- WASHINGTON (UP) - A Democrat
policy group said Friday that domestic terrorism could best be fought by
using more information technology, including computer chips embedded in
driver's licenses and more sharing of data between law enforcement agencies.
- Progressive Policy Institute released two reports, "Using
Technology to Detect and Prevent Terrorism" and "The State and
Local Role in Homeland Defense." Both call for using modern computer
systems and other technologies.
- Robert Atkinson, the institute's vice president and co-author
of the "Using Technology" report, said incomplete identification
systems and database use thwarted many opportunities police agencies had
to prevent the Sept. 11 attacks.
- "If we had had advanced IT tools in place ... it
is almost certain that some of the terrorists would have been detained,
and possibly some of the plots would have been foiled," Atkinson said
in prepared remarks. "We need a coordinated plan that utilizes technology
to modernize our law enforcement, security and identification systems."
- Shane Ham, a senior PPI analyst and Atkinson's co-author,
said the FBI's National Crime Information Center database was a step in
the right direction for information sharing, but its focus on serious crimes
needs to be broadened to help police identify possible terrorists. Police
on the street should receive handheld computers for wireless access to
the improved databases, he said.
- Apart from better data, the Atkinson-Ham report recommends
the government adopt technology applications that include:
- "Smart" ID cards, based on state-issued driver's
licenses with embedded computer chips for holding fingerprints, other identification
methods and additional information.

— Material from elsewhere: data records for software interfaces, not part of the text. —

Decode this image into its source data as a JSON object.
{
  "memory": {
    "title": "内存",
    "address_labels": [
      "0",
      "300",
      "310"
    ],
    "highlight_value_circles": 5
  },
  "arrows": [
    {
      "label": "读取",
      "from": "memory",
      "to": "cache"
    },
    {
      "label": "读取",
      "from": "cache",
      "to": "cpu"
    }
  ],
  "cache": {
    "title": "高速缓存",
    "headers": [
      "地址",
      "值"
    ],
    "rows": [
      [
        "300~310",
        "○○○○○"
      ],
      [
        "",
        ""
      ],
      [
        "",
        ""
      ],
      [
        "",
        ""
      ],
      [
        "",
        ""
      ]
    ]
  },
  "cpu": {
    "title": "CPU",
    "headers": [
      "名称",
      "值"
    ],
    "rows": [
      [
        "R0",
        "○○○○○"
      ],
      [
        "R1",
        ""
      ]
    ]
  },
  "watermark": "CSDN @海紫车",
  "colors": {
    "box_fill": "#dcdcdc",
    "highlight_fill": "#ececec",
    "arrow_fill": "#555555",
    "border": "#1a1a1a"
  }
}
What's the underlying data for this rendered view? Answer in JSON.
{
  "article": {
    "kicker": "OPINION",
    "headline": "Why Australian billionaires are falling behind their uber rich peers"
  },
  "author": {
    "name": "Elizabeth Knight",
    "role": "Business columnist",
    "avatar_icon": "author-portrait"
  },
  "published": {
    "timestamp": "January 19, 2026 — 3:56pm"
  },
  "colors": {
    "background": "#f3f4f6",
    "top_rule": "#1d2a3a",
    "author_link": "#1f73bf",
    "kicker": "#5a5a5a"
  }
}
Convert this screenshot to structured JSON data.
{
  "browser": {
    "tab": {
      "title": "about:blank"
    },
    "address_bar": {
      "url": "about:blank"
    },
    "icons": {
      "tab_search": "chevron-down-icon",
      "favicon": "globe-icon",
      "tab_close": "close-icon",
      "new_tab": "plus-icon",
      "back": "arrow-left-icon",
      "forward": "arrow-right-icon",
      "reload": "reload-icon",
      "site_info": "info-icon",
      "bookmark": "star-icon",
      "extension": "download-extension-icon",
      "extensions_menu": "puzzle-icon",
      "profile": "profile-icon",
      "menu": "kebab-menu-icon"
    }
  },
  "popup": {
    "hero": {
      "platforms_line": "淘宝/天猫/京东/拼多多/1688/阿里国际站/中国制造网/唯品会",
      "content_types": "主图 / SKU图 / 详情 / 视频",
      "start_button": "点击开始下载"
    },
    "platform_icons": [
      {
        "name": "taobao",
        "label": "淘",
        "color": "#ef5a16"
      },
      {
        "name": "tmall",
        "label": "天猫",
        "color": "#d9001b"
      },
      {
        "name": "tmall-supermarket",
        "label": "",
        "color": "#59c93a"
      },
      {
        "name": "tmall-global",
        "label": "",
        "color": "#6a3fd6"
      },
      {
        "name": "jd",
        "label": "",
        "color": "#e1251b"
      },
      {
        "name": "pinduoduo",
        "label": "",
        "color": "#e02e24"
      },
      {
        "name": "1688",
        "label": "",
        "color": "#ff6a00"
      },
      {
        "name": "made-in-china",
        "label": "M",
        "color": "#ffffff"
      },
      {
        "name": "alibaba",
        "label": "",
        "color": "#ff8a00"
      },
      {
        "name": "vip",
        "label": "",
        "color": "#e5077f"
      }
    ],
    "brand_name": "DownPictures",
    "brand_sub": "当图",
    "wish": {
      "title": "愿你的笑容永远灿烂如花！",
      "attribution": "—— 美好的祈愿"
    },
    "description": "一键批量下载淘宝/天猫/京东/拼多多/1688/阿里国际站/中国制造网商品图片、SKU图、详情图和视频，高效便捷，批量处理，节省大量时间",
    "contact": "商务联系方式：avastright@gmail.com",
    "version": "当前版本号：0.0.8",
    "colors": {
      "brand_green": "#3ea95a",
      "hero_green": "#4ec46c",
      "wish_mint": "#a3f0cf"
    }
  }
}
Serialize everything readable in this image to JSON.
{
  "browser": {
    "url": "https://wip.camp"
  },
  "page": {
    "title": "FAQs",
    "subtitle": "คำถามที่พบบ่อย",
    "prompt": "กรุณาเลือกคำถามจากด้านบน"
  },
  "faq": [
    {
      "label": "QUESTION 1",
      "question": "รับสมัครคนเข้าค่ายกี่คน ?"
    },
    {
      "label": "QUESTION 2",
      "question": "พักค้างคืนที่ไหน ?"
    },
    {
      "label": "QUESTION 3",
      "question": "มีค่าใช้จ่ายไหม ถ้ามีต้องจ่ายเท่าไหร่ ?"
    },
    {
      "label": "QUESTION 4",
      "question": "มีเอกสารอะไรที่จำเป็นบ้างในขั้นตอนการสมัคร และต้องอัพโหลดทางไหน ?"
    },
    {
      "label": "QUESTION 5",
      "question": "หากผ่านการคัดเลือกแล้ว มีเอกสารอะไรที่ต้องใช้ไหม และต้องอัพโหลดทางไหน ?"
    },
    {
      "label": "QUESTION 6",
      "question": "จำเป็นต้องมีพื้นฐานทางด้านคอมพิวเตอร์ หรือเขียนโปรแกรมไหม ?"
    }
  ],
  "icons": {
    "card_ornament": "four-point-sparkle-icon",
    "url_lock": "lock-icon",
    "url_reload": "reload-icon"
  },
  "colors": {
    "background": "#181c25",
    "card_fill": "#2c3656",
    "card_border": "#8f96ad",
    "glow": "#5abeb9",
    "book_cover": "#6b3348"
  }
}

The chips would have security features
to limit information use to specific agencies, as well as prevent forgery
- Digital surveillance methods, along the lines of the
FBI's e-mail and keystroke capturing programs, subject to obtaining proper
warrants and other controls.
- Face-recognition technology to spot known terrorists
and criminals at high-interest events such as the Winter Olympics in Utah.
- Other smart ID proposals put forward this month don't
go far enough, Ham said, since including biometric data such as fingerprints
would help stop criminals from obtaining multiple driver's licenses. The
federal government should also consider funding programs to widen the use
of smart IDs to other identity-sensitive areas, he said, and any federal
support for state programs must be based on performance metrics. "If
we invest in technology the right way, we will protect ourselves not only
from rare but devastating terrorist attacks, but also from everyday problems
such as street crime, disease and natural disasters," Ham said.
- Atkinson said government adoption of smart IDs also could
bring returns on the investment in other areas. Digital signatures, where
people could conduct virtually every kind of financial transaction online,
would become much easier with the cards, he said. Private companies could
also build off such a widespread identity standard, he said.
- The benefits for high-tech industries would be far more
immediate, said Marc Rotenberg, executive director of Electronic Privacy
Information Center. The PPI plan would amount to a "multibillion-dollar
giveaway" to computer and software companies, he said, with little
benefit for homeland security.
- 'Brave New World'
- "This is an organization which has rightfully trumpeted
the booming New Economy, but is now taking us on to 'Brave New World,'"
Rotenberg told United Press International.
- "Technology can play a role in preventing a recurrence
of an event like Sept. 11. In the areas of airport security and hardening
cockpit doors, steps taken there will do far more to protect public safety
than to build a surveillance infrastructure."
- To think that a smart ID card full of information could
be compartmentalized to keep some information from certain government agencies
is nonsense, Rotenberg said. The institute's plan lacks oversight controls
and other safeguards, he said.
- The Privacy Act of 1974 was enacted specifically to prevent
excessive data-sharing among federal agencies, he said, and PPI's plan
would quickly run afoul of the law.
- "Those laws have been upheld as recently as the
year 2000 by the Supreme Court," Rotenberg said. "The PPI is
saying, in effect, let's throw technology at this, and if privacy laws
stand in the way, let's push them aside."
- Copyright 2002 by United Press International.